I am a creature of habit. For example, I am content to eat the same breakfast every day. When I walk the dog, I am content to take the same route, down the same alleys, every day.
This drives my wife crazy. That alone might be a compelling reason to continue my habitual practices, but I have to admit there can be some shortcomings to blindly following repetitive patterns.
If Finale was a rug, I’d have long ago worn a path in my most used areas. For example, when I create a new chart for our rock band, I always start with the Setup Wizard. It only takes a minute, and I’m happy with the results, but the truth of the matter is that it’s a waste of time. If I’d only take a few extra steps and try something new today, I will save time with every subsequent arrangement I write for this group. So in honor of this blog (and of my wife who is almost always right, and whose only real shortcoming is her choice of men), I’m going to take that extra step today, and share the details and benefits with you.
Let’s start by going to Finale’s File menu and choosing New>Document with Setup Wizard. On the left side we can select an Ensemble, but let’s skip that for now. Let’s check out the Document Styles on the right – these make it easy to indicate things like page size, handwritten or engraved music fonts, text inserts, and more. You might just spend a minute – once – to click through the various options here to see what they offer. In doing so, I chose General>Copyist, because it offers a handwritten look, just the text inserts I need, and the page size and orientation I prefer. Then I hit Next.
At the top of the second Wizard page you can specify your Instrument Set. When I want to create a really impressive demo, I’ll always use the Garritan sounds, but I also frequently use the SmartMusic SoftSynth Instrument Set. Why? Because it allows me to share my files with anyone – even folks using the free Finale Reader – with the assurance that they will hear the file play back EXACTLY the same way that I do (plus the sounds load fast AND I am a creature of habit and I’ve been using these sounds for years). I select the appropriate instruments by double-clicking on them, and once they all appear on the right-hand side I indicate a Jazz Band score order. Below you can see how I’ve configured this page. I suspect most of this is old hat for most of you.

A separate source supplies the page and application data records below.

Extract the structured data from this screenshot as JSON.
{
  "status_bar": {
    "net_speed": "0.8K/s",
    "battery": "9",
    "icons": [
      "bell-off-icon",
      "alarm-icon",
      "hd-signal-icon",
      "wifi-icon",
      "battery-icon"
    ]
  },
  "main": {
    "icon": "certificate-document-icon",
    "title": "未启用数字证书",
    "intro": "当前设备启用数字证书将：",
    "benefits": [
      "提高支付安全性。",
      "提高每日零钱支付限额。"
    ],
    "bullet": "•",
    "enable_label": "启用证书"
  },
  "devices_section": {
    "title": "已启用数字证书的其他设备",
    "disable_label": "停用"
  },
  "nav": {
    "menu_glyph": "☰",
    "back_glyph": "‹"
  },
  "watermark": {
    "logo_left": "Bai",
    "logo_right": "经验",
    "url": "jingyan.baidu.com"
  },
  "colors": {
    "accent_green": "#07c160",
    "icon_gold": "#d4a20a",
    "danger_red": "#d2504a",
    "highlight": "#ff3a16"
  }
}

Here’s a new wrinkle: Once this page looks good, click the Save as New Ensemble button, give this ensemble a name (I typed “Scott’s Band”), and click OK. We’ll see the benefits of this in a minute, but first hit Next.
In the next page you can enter text information, hit Next, and then key and time information – when you’re done, hit Next again, and you’ll see your score, ready for you to enter notes.
Okay, now for the cool part. Let’s say you’re ready to create another piece for the same group. Let’s go back to Finale’s File menu and again choose New>Document with Setup Wizard.
This time, under “Select an Ensemble” scroll to the bottom of the list. I see “Scott’s Band,” the ensemble I just created, so I select it. Under Document Style I’m going to choose General>Copyist again, and then hit the big “Always Use This Document Style with the Selected Ensemble button” (you’ll only have to do this the first time). Now hit Next to see the benefit of your work: All seven instruments of my ensemble are already indicated, and in the correct score order. A few more clicks and I’m done with the Setup Wizard.
Using this Save an Ensemble tip will not only save you a little time EVERY time you create a score for your group, it also ensures that your scores will be consistent in appearance. Plus, you never have to remember where you saved your ensemble, because Finale puts it right under your fingertips in the Setup Wizard. This is slick enough that I will create a new habit of simply choosing this ensemble each time I visit the Setup Wizard.
The only thing that might be even better would be if you didn’t have to type your name and copyright information every time, right? Actually, are probably a handful of other tasks you perform every time you create a file for your ensemble, and I’ll share how we can make that process more efficient too, in a subsequent post.
In the meantime, as a creature of habit, I’d like to wish you all the best. Don’t go changing!